Low-density lipoproteins (LDL) are the "bad" cholesterol; the cholesterol that can clog up arteries. They carry most of the cholesterol in the blood. Think of LDL as "lousy," so the level should be "low."
For those with zero to one risk factor for heart disease, LDL should be below 160 mg/dl, and lower is better. For those with two or more risk factors, LDL should be below 130mg/dl; less than 100 is optimal. For persons with known heart disease, LDL should be less than 100mg/dl. For those with known heart disease and very high risks for heart attack or stroke, it may be recommended to keep LDL below 70mg/dl.
A number of things can contribute to elevated LDL levels:
- A diet high in saturated fat and trans-fats (hydrogenated or partially hydrogenated oils) will increase LDL. Diet changes to reduce LDL include substituting polyunsaturated and monounsaturated fats for the saturated fats and trans-fats.
- Diabetes, hypothyroidism, renal disease, and liver disease can contribute to elevated LDL levels. Appropriate management of these problems can help minimize their affect on LDL.
- Obesity also can contribute to high LDL levels. Losing weight will help lower LDL levels.
- Reduced estrogen levels contribute to higher LDL. Hormone replacement therapy (HRT) is rarely used to help lower LDL because of other medical risks associated with HRT.

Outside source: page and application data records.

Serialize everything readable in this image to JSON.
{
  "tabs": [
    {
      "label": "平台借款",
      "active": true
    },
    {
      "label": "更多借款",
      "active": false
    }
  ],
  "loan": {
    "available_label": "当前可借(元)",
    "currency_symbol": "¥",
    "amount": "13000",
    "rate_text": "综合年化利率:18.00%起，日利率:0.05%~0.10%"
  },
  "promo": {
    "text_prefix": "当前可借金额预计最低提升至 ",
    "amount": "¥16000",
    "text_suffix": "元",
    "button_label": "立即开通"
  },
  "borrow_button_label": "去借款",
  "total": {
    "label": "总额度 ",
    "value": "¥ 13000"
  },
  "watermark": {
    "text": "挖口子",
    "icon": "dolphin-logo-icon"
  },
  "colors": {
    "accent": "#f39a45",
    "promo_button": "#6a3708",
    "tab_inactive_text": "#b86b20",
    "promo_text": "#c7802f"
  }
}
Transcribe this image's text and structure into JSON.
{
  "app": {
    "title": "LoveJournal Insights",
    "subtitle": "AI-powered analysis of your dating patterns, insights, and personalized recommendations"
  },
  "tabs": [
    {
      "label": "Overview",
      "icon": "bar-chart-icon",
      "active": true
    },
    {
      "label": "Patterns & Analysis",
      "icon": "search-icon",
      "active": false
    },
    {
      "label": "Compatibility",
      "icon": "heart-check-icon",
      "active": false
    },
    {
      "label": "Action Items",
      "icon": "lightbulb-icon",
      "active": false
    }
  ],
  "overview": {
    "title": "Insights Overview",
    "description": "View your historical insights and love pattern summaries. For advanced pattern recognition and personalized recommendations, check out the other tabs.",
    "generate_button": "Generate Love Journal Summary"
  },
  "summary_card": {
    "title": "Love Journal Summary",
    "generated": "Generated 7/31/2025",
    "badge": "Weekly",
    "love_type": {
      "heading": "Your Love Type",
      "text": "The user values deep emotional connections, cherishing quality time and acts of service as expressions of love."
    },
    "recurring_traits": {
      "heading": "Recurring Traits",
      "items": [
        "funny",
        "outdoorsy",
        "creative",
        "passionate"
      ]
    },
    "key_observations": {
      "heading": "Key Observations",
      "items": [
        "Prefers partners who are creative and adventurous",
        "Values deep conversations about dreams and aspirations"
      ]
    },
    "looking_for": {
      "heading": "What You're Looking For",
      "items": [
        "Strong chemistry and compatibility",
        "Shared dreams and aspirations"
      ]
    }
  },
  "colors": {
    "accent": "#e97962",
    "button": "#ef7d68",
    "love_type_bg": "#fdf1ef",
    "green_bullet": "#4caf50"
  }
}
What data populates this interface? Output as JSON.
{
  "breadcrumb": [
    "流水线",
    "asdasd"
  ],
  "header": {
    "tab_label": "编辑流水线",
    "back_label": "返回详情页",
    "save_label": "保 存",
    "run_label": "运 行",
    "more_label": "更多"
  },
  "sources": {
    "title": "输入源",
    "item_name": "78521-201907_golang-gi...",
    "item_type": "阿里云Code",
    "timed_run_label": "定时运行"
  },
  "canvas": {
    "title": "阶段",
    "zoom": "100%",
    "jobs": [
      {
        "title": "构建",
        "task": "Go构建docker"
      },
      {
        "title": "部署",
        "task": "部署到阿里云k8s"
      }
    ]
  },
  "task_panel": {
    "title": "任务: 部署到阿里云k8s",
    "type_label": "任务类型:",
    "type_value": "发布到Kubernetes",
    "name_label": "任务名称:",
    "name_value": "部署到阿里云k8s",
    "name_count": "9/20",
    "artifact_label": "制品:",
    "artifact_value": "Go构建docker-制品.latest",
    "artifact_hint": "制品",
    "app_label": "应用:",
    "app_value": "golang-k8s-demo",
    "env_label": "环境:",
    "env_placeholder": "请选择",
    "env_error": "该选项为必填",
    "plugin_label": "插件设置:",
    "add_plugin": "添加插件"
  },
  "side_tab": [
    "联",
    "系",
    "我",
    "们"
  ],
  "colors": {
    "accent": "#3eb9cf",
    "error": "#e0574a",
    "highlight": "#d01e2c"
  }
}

LDL, total cholesterol and triglycerides increase and HDL decreases during the perimenopausal period, especially in women who gain weight. Therefore, it is important to maintain a healthy diet and exercise regularly during this time.